The California State University system trains about six thousand new Kindergarten through 12th grade teachers a year, but this summer the focus expanded to help existing teachers sharpen their skills as online instructors. Now San Jose State is making those lessons available for free online.
The program is called the K-12 Online Teaching Academy. It is a series of 23 webinars taught by experienced instructors from all over California.
The first webinar in the series is led by George Barcenas from the Bellevue Union School District in Sonoma County. He starts by showing himself with a series of crazy emoji heads.
"In this whole online learning thing ... I want you to have fun and I want you to enjoy it" Barcenas tells teachers. "If we aren't having fun, how are the students feeling?"
"You can't just take the lesson that you would normally teach face to face and put it into an online environment. There often need to be significant changes" said Dean Heather Lattimer of San Jose State's Lurie of College of Education.
"There are a lot of challenges, everything from managing the classroom and the needs of your students to balancing your own life because many of our teachers have families of their own at home" Lattimer added.
The webinars are packed full of instruction about digital tools and techniques to keep students engaged and help teachers cope with the demands of a changing workplace.
"I'm not tech savvy at all!" confessed Carol Emerson, a middle school resource teacher at Luther Burbank School in San Jose. Emerson said the webinar academy is just what she needed. "They did a really, really good job of really diversifying and pulling in different experts in their field."
One of those experts is Lisa DeLapo with the Union School District in San Jose and Los Gatos. LeLapo's webinar shows how to use video clips to get students to explore for themselves rather than just listening to lectures.
"We have to be able to present it so it's engaging because now we're competing against the Xbox and the PlayStations and sleep. We are competing against other priorities because students are not in the classroom where you can manage them a little bit better" DeLapo said.
Teacher Eric Cross leads a webinar about using tech tools for culturally responsive teaching. He points teachers to a wide range of free resources including apps such as called "Talking Points. "

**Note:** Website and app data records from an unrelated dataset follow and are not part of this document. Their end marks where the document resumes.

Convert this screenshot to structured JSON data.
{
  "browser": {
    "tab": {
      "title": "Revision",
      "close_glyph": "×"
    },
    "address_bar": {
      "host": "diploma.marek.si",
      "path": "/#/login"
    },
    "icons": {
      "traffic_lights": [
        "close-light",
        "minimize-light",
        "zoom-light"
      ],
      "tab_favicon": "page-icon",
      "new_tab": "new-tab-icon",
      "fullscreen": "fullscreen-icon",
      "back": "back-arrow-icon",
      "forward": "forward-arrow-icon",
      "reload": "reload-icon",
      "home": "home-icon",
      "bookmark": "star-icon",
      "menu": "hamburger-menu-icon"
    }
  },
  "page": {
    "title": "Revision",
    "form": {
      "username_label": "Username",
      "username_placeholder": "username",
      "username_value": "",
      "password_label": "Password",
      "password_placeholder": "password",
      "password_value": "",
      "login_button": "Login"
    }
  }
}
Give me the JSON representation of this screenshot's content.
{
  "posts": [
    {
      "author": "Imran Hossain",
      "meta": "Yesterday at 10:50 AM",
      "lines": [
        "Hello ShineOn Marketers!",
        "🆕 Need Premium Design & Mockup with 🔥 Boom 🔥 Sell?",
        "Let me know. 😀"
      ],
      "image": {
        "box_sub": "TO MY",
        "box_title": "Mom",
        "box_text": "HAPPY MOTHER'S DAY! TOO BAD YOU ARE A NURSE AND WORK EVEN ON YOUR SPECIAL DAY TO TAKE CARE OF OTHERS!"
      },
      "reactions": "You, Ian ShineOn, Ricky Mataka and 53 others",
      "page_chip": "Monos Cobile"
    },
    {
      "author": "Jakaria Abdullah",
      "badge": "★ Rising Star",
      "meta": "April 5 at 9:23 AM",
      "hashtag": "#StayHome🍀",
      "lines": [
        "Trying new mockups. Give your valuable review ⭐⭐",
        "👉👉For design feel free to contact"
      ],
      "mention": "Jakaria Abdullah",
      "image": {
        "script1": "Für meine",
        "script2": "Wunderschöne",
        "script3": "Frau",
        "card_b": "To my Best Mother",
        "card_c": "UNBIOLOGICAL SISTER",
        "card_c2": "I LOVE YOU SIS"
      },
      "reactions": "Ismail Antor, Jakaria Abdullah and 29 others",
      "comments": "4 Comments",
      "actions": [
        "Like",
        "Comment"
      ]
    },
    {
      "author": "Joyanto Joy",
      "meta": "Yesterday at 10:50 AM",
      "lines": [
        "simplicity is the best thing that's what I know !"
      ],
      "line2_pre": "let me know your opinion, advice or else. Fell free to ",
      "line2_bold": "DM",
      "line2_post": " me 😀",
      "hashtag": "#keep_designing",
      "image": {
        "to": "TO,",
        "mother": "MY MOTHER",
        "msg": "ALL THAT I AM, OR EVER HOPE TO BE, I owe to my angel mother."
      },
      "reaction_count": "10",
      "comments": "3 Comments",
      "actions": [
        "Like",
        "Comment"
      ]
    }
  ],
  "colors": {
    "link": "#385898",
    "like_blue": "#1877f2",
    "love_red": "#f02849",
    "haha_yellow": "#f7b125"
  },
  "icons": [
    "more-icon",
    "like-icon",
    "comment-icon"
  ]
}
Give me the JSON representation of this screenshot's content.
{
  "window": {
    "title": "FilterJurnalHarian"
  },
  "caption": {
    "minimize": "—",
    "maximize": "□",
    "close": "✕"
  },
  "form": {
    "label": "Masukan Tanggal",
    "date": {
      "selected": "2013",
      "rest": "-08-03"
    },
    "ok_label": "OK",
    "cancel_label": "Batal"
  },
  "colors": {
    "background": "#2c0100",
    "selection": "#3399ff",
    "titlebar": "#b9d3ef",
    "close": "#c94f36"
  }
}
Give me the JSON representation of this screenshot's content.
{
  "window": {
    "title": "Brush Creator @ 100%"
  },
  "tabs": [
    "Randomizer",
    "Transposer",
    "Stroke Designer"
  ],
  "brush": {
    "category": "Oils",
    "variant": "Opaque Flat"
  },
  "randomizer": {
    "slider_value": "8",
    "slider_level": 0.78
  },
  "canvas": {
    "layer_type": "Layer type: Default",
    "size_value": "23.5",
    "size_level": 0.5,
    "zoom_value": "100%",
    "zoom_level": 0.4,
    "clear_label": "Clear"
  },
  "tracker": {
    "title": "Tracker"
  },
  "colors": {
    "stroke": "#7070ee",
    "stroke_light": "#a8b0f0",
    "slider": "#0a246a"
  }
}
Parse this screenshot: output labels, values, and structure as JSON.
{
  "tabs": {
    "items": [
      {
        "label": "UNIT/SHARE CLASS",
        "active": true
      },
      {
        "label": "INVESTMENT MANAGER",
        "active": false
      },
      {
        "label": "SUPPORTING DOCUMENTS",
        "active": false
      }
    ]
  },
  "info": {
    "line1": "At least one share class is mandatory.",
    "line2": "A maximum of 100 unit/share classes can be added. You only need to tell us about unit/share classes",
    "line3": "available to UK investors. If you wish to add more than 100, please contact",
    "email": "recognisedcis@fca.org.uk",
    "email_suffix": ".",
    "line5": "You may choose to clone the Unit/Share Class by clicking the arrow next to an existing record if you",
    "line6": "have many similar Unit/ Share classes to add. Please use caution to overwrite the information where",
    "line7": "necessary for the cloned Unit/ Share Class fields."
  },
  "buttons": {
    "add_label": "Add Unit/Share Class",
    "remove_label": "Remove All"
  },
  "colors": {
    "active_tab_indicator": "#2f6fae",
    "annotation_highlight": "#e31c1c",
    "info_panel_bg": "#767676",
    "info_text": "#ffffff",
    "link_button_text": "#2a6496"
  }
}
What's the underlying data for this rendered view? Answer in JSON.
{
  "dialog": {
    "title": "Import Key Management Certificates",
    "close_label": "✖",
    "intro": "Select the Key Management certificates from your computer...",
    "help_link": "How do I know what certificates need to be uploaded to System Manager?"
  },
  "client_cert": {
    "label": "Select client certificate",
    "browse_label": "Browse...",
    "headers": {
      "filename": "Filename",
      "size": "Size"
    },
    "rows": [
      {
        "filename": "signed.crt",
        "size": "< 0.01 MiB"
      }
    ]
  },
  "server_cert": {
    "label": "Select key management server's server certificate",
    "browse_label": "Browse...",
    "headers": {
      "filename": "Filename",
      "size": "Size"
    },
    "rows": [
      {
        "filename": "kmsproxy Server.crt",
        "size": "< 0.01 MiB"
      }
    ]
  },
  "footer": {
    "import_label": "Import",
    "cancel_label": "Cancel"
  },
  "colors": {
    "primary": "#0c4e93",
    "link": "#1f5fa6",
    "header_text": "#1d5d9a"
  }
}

"It lets you text message parents, but then it translates the text message into their native language in real time" he explained.
In addition to the specifics about working with technology, the core of Cross's lesson is using online tools to develop strong relationships with students even when they are not in the classroom together.
He encourages teachers to focus on "How do we create empathy? How do we create connection so that we build bridges instead of burn them?"
Cross suggests teachers reach out to parents early with reports on good things their students are doing so, if they do need to talk about problems in the future, they have a positive start to the relationship.
All the expert teachers we talked with told us that even though quality online teaching has some benefits, they still want to get back to the classroom as soon as it is safe.
The webinars are aimed at teachers, but are also a great resource for parents who want to learn what is possible in the world of distance learning.
RELATED STORIES & VIDEOS:
- MAINTAINING LEARNING: Free educational resources for kids stuck at home
- Here's which CA counties can reopen schools and salons amid COVID-19 pandemic
- COVID-19 learning pods: Here's how they work and what Bay Area schools say about them
- New 'learning hub' program could help thousands of SF students with distance learning this fall
- CDC releases new guidance for reopening schools
- South Bay mother desperate for in-person learning options for son with special needs, fears delay in his progress
- California 'racing against the clock' to close digital divide before school starts, state superintendent says
Check out more stories and videos about Building a Better Bay Area.